As per a Raw Story report “You need to work with Congress to come up with new sanctions because Putin’s not getting the message,” said Graham on CBS’ “Face the Nation.” “We need new sanctions, heavy-handed sanctions, hanging over his head, and then meet with him.”
The fallout from Trump’s refusal to confront Russia during the Helsinki Summit continues to impact near every political concern, particularly within the Republican party. Congressman Trey Gowdy – no friend of Robert Mueller’s, and often a Trump apologist – juxtaposed against Trump by questioning the wisdom of welcoming Putin to the White House, and doing so by bringing up three interesting countries with which Trump has had issues:
Talking to Putin about matters such as the civil war in Syria, Gowdy said, “is very different from issuing an invitation. Those should be reserved for, I think, our allies like Great Britain and Canada and Australia and those who are with us day in and day out.” Gowdy made his remarks during an interview on television’s “Fox News Sunday.”
In my analysis, Trump’s humiliation in Helsinki and then unilateral decision to invite Putin to the White House, combined with Robert Mueller’s undeniable evidence is finally bringing about the political fault lines that Republicans will no longer be able to straddle, fault lines many of us believed would have formed long ago, only to see stunning unity.
Gowdy went after Peter Strzok with a contemptuous tone, just a day before Robert Mueller released his latest indictments, and a few days prior to the Russian summit. I personally do not believe Gowdy could or would perform the same partisan hatchet job if the Strzok hearing were held this week. Gowdy is an extreme partisan, capable of mind-blowing hipocrisy, yet he is one of the smarter ones. I believe he chose the nations he named, Great Britain, Canada, and Australia with care. The three nations certainly are what most Americans would name as among our closest allies, yet Trump has made personal trouble with each. Gowdy is one of the few House Republicans with the depth to be able to speak on two levels and may have been sending the White House a signal in whom he named. The signal would inherently carry a warning; “My support is not unlimited or unquestioned.”

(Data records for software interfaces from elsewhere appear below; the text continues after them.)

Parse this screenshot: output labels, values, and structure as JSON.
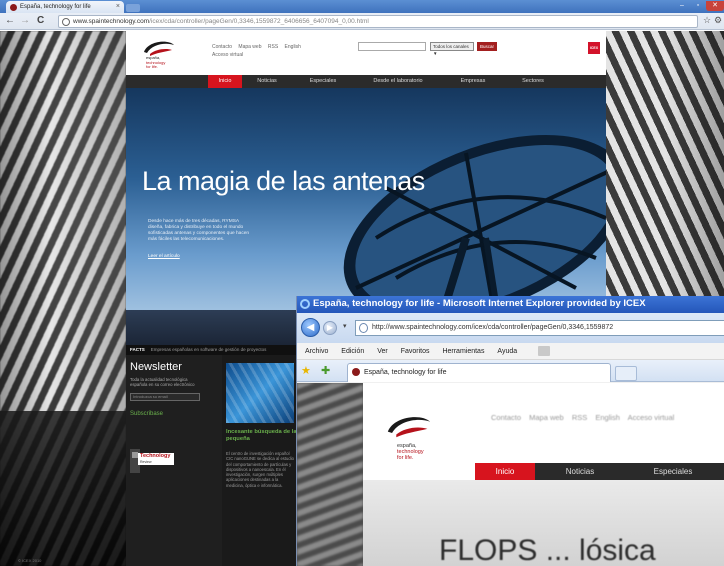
{
  "chrome": {
    "tab_title": "España, technology for life",
    "tab_close": "×",
    "url_domain": "www.spaintechnology.com",
    "url_path": "/icex/cda/controller/pageGen/0,3346,1559872_6406656_6407094_0,00.html",
    "back": "←",
    "forward": "→",
    "reload": "C",
    "star": "☆",
    "wrench": "⚙",
    "win_min": "–",
    "win_max": "▫",
    "win_close": "✕"
  },
  "site": {
    "logo_line1": "españa,",
    "logo_line2": "technology",
    "logo_line3": "for life.",
    "toplinks": [
      "Contacto",
      "Mapa web",
      "RSS",
      "English"
    ],
    "toplinks2": "Acceso virtual",
    "select_value": "Todos los canales ▼",
    "search_button": "Buscar",
    "icex_badge": "ICEX",
    "nav": [
      "Inicio",
      "Noticias",
      "Especiales",
      "Desde el laboratorio",
      "Empresas",
      "Sectores"
    ],
    "hero_title": "La magia de las antenas",
    "hero_body": "Desde hace más de tres décadas, RYMSA diseña, fabrica y distribuye en todo el mundo sofisticadas antenas y componentes que hacen más fáciles las telecomunicaciones.",
    "hero_link": "Leer el artículo",
    "facts_label": "FACTS",
    "facts_text": "Empresas españolas en software de gestión de proyectos",
    "newsletter_title": "Newsletter",
    "newsletter_text": "Toda la actualidad tecnológica española en su correo electrónico",
    "newsletter_placeholder": "Introduzca su email",
    "newsletter_subscribe": "Subscribase",
    "tech_badge_title": "Technology",
    "tech_badge_sub": "Review",
    "feature_title": "Incesante búsqueda de la pequeña",
    "feature_text": "El centro de investigación español CIC nanoGUNE se dedica al estudio del comportamiento de partículas y dispositivos a nanoescala. En él investigación, surgen múltiples aplicaciones destinadas a la medicina, óptica e informática.",
    "copyright": "© ICEX 2010"
  },
  "ie": {
    "title": "España, technology for life - Microsoft Internet Explorer provided by ICEX",
    "back": "◀",
    "forward": "▶",
    "dropdown": "▾",
    "address": "http://www.spaintechnology.com/icex/cda/controller/pageGen/0,3346,1559872",
    "menu": [
      "Archivo",
      "Edición",
      "Ver",
      "Favoritos",
      "Herramientas",
      "Ayuda"
    ],
    "fav_star": "★",
    "add_fav": "✚",
    "tab_title": "España, technology for life",
    "toplinks": [
      "Contacto",
      "Mapa web",
      "RSS",
      "English",
      "Acceso virtual"
    ],
    "logo_line1": "españa,",
    "logo_line2": "technology",
    "logo_line3": "for life.",
    "nav": [
      "Inicio",
      "Noticias",
      "Especiales"
    ],
    "hero_title": "FLOPS ... lósica"
  },
  "colors": {
    "brand_red": "#d7141e",
    "accent_green": "#6ab04c",
    "chrome_blue": "#3f72bd",
    "ie_title_blue": "#2456b9"
  }
}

That will be the rub for all Republicans as Trump continues to move ever closer to Putin, pushing further, perhaps lasting, damage against NATO. The revelations in the Mueller indictment are a clarion call to action, our nation is in undergoing a 21st century cyber-invasion. Responsible Republicans want Russia punished, harshly, and prevented from acting again. Yet, the very act of doing so gives weight and credence to the Mueller investigation itself. One does not enact new stiff sanctions against a country based upon a witch hunt, a “discredited investigation,” by “13 angry Democrats,” propagated by the “fake news” media as a hoax to atone for Hillary.
Moreover, the sanctions under consideration, called the DETER Act, presume presidential inaction, even hostility. They are thus designed to be more automatic and aim to punish Russia’s finance, energy, defense and other sectors. Trump could not possibly support such legislation as he moves closer and closer to Putin and his autocratic style and further from traditional American ideals and allies, such as Canada, Great Britain and Australia. The Democrats will support the legislation, and most, but not all, Republicans will.
Now consider that Mueller’s biggest hammers have yet to slam into the courthouse steps. Mueller will surely have evidence against Americans and it will be more specific and compelling, many or all named will be within the Trump orbit. Having already enacted legislation based upon Mueller’s findings, Republicans will have less ability to swivel and support Trump’s declarations that the investigation is biased and “discredited.”
We know that some Republicans will support Trump right through the last wave of the tiny hand on the helicopter. But fault lines are already forming between those apologists versus the Republicans that see they’ve milked this cow dry and want to remain on the right side of history. An election looms. Trump remains popular among the average Republican voters, but we have yet to see polling that reflects all that’s occurred in the last 2 weeks. If those polls show a noticeable dip, if legislation against Russia begins to move, if the trade wars heat up, the Democrats could find themselves essentially running against a divided Republican party. We will call them the “Trumplicans” and “the Homeless.”